Both films, though released 30 years apart, are more than just a little similar. They focus on college reunions and suicide, and oddly (or purposely) the suicidal character is Alex, played by Jason Ritter in “About Alex” and Kevin Costner in “The Big Chill”. The main difference is Costner’s character actually dies, and Ritter’s character lives to discuss it in great detail with his best friends.
It’s not that I didn’t like “About Alex”. It has a talented cast and a compelling (though familiar) storyline. But when you’ve had the real thing, it is like comparing decadent chocolate mousse prepared by a chef in a fine restaurant to Hunt’s Snack Pack Pudding. They are both good. One is just far superior.
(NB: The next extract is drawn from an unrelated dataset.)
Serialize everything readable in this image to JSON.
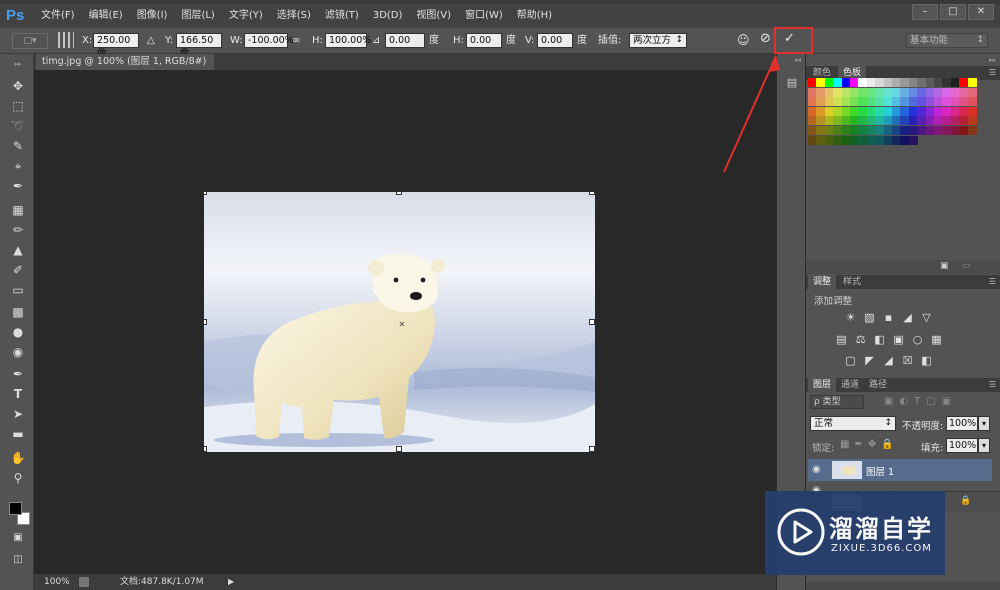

The cast, lead by Ritter, includes Aubrey Plaza, Maggie Grace, Max Greenfield and Jane Levy, and they do a fine job of mimicking the cast that made this film 30 years ago. You could probably match both casts character for character. Not only that, there are records played on turntables, trips to the supermarket, morning runs in the woods, talk of fellowships and dissertations, and Jeff Goldblum; he starred in “The Big Chill” and his mentioned several times in “About Alex”. There’s also plenty of in-depth conversations about suicide, honesty, and whether friendships can survive now that they live in the real world.
The screenplay was written and directed by Jesse Zwick, who also writes for the television show “Parenthood”. Zwick has another connection to “The Big Chill”. His father Ed Zwick was the creator of “Thirtysomething”, a television show that debuted after “The Big Chill”, but seemed inspired by the film. Again, it focused on a group of friends who went to college together, and had deep conversations about life and its expectations.
Zwick is a solid writer based on his work in “Parenthood” and “About Alex”. He may have based the screenplay on a concept already used, but I’ll give him a break since original ideas are few and far between in Hollywood. He developed rich characters and gave them believable conversations, and when I wasn’t busy making comparisons, it held my interest for 100 minutes. There’s a point midway through the film when one character compares the group having dinner to one of those 80s movies about groups of friends getting together for the weekend. They all but mention “The Big Chill”, and perhaps that is Zwick’s way of beating us all to comparing it to “The Big Chill”.
“The Big Chill” was nominated in several categories for Academy Awards, and although it didn’t win, it was critically acclaimed. Only time will tell if “About Alex” has the same fate. Even though I liked it, I’m not holding my breath that any major awards are in its future.